Inspired by the case modding scene, a custom computer is built as a form of expanded sculpture. Inside the case, excess heat of over-clocked processors is recycled by an elaborate living ecosystem. The computer hardware is used as server for a new computer game. The objective of this game is to bring some of the main themes of Biomodd into an imaginative multiplayer game experience.
Both the computer structure and the game are developed with a group of biology, game and art enthusiasts. Exhibition visitors can also modify the piece: through playing they generate heat and hence influence the interior ecosystem.
Biomodd will have its own temporary character depending on each local version of it. Only parts of previous versions are integrated in each new structure.
Biomodd preparatory study
The first Biomodd version is developed at the Aesthetic Technologies Lab in Athens, Ohio. Collaborations are currently set up with departments of game design, electronic and computer engineering, telecommunications and biology. The objective is to compile an interdisciplinary team of 15-20 students.
All of the above intrigued me so i emailed Angelo and he was kind enough to answer my questions:
Can you give us more detail about the game itself?
– a multiplayer environment that is graphically and/or conceptually inspired by the ecological theme of the project,
– the game can be graphically very simple and strongly conceptual (e.g. The Marriage of Rod Humble) or more sophisticated in its visual style (e.g. The Endless Forest of Tale of Tales)
– the game concept will be developed through group discussions with all involved participants (including students from departments such as Biology and Engineering)

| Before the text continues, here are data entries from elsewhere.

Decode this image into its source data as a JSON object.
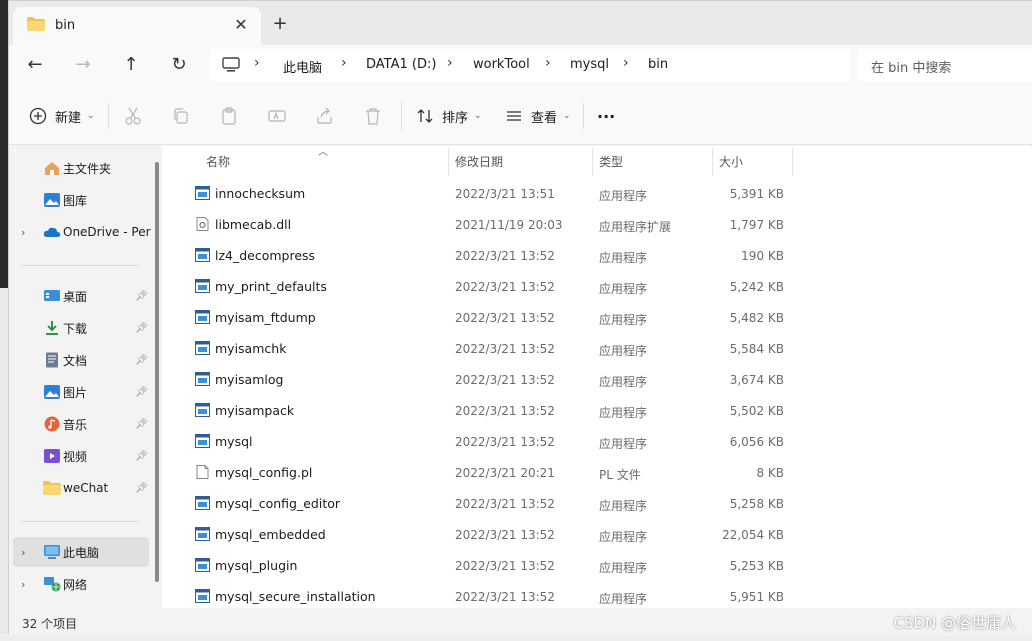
{
  "tab": {
    "title": "bin",
    "close": "✕",
    "new_tab": "+"
  },
  "nav": {
    "back": "←",
    "forward": "→",
    "up": "↑",
    "refresh": "↻"
  },
  "breadcrumbs": [
    "此电脑",
    "DATA1 (D:)",
    "workTool",
    "mysql",
    "bin"
  ],
  "breadcrumb_separator": "›",
  "search": {
    "placeholder": "在 bin 中搜索"
  },
  "commands": {
    "new": "新建",
    "sort": "排序",
    "view": "查看",
    "more": "···"
  },
  "sidebar": {
    "items": [
      {
        "label": "主文件夹",
        "icon": "home-icon"
      },
      {
        "label": "图库",
        "icon": "gallery-icon"
      },
      {
        "label": "OneDrive - Per",
        "icon": "cloud-icon"
      },
      {
        "label": "桌面",
        "icon": "desktop-icon"
      },
      {
        "label": "下载",
        "icon": "download-icon"
      },
      {
        "label": "文档",
        "icon": "document-icon"
      },
      {
        "label": "图片",
        "icon": "pictures-icon"
      },
      {
        "label": "音乐",
        "icon": "music-icon"
      },
      {
        "label": "视频",
        "icon": "video-icon"
      },
      {
        "label": "weChat",
        "icon": "folder-icon"
      },
      {
        "label": "此电脑",
        "icon": "computer-icon"
      },
      {
        "label": "网络",
        "icon": "network-icon"
      }
    ]
  },
  "columns": {
    "name": "名称",
    "date": "修改日期",
    "type": "类型",
    "size": "大小"
  },
  "files": [
    {
      "name": "innochecksum",
      "date": "2022/3/21 13:51",
      "type": "应用程序",
      "size": "5,391 KB",
      "icon": "exe"
    },
    {
      "name": "libmecab.dll",
      "date": "2021/11/19 20:03",
      "type": "应用程序扩展",
      "size": "1,797 KB",
      "icon": "dll"
    },
    {
      "name": "lz4_decompress",
      "date": "2022/3/21 13:52",
      "type": "应用程序",
      "size": "190 KB",
      "icon": "exe"
    },
    {
      "name": "my_print_defaults",
      "date": "2022/3/21 13:52",
      "type": "应用程序",
      "size": "5,242 KB",
      "icon": "exe"
    },
    {
      "name": "myisam_ftdump",
      "date": "2022/3/21 13:52",
      "type": "应用程序",
      "size": "5,482 KB",
      "icon": "exe"
    },
    {
      "name": "myisamchk",
      "date": "2022/3/21 13:52",
      "type": "应用程序",
      "size": "5,584 KB",
      "icon": "exe"
    },
    {
      "name": "myisamlog",
      "date": "2022/3/21 13:52",
      "type": "应用程序",
      "size": "3,674 KB",
      "icon": "exe"
    },
    {
      "name": "myisampack",
      "date": "2022/3/21 13:52",
      "type": "应用程序",
      "size": "5,502 KB",
      "icon": "exe"
    },
    {
      "name": "mysql",
      "date": "2022/3/21 13:52",
      "type": "应用程序",
      "size": "6,056 KB",
      "icon": "exe"
    },
    {
      "name": "mysql_config.pl",
      "date": "2022/3/21 20:21",
      "type": "PL 文件",
      "size": "8 KB",
      "icon": "file"
    },
    {
      "name": "mysql_config_editor",
      "date": "2022/3/21 13:52",
      "type": "应用程序",
      "size": "5,258 KB",
      "icon": "exe"
    },
    {
      "name": "mysql_embedded",
      "date": "2022/3/21 13:52",
      "type": "应用程序",
      "size": "22,054 KB",
      "icon": "exe"
    },
    {
      "name": "mysql_plugin",
      "date": "2022/3/21 13:52",
      "type": "应用程序",
      "size": "5,253 KB",
      "icon": "exe"
    },
    {
      "name": "mysql_secure_installation",
      "date": "2022/3/21 13:52",
      "type": "应用程序",
      "size": "5,951 KB",
      "icon": "exe"
    }
  ],
  "status": {
    "item_count": "32 个项目"
  },
  "watermark": "CSDN @俗世庸人"
}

– a more profound interaction with the ecosystem than just heat exchange can be envisioned:
(a) a feedback system in which parameters of the developing organisms are fed back into the virtual world; in this way a metaorganism could be created living in both worlds simultaneously
(b) an interactive system using simple forms of robotics to manipulate the ecosystem from within the virtual world (â€˜The Telegardenâ€™ is a classic example)
How far are you in the development of Biomodd?
The Biomodd version I am building at the Aesthetic Technologies Lab is the very first one. Several other curators across Europe and the US have already shown interest to support subsequent versions. At the moment weâ€™re finishing a first prototype. Itâ€™s a human sized transparent structure that contains several suspended computer components and different types of plant life such as green algae and vines. The computer runs Linux (Fedora) and its monitor will be suspended downwards to illuminate a bed of fast-sprouting seeds. Basically, weâ€™re testing how close we can bring together the biological and electronic world. At the same time weâ€™re also exploring potential game concepts.
You use recycled parts for eco-related concerns?
Yes, partly for that. At the end of each version the art work is completely disassembled. Participants can take what is useful for them and I will keep some elements that can be integrated in a subsequent version. All the remaining components are donated to recycling centers and thrift stores.
Thereâ€™s also a conceptual motivation for using parts of previous versions in a new one. Essentially, this creates a very physical link between all the versions. It connects all the works. Apart from the re-use of electronics, every version will inevitably contain the â€œpresenceâ€? of all previous collaborators. I function as a sort of gateway for the whole undertaking and through me ideas and concepts from participants will be passed on to each new group. The re-use of material components further strengthens that aspect.
However, not only electronic components are recycled, I am also using microscopic algae that have functioned in several former art projects of mine. In 2004 I created my last algae installation piece for the exhibition â€˜This Place is Dreamingâ€™ in Brussels. I kept the algae in a dormant stage in my studio since then. I took a dried sample to the Aesthetic Technologies Lab and currently I am reviving the cells so I can use the same algae in Biomodd. Another thread that links a sequence of art works and experiencesâ€¦
The @Lab put the recorded webcast lecture online.
Photo credits: Jeff Lovett & Angelo Vermeulen.
UPDATE: on Saturday the exhibition Multispeak in de Witte Zaal in Ghent (Belgium) will open, featuring Biomodd. A live video steam will be displayed together with the first part of the Biomodd documentary made by filmmaker Morgan Riles.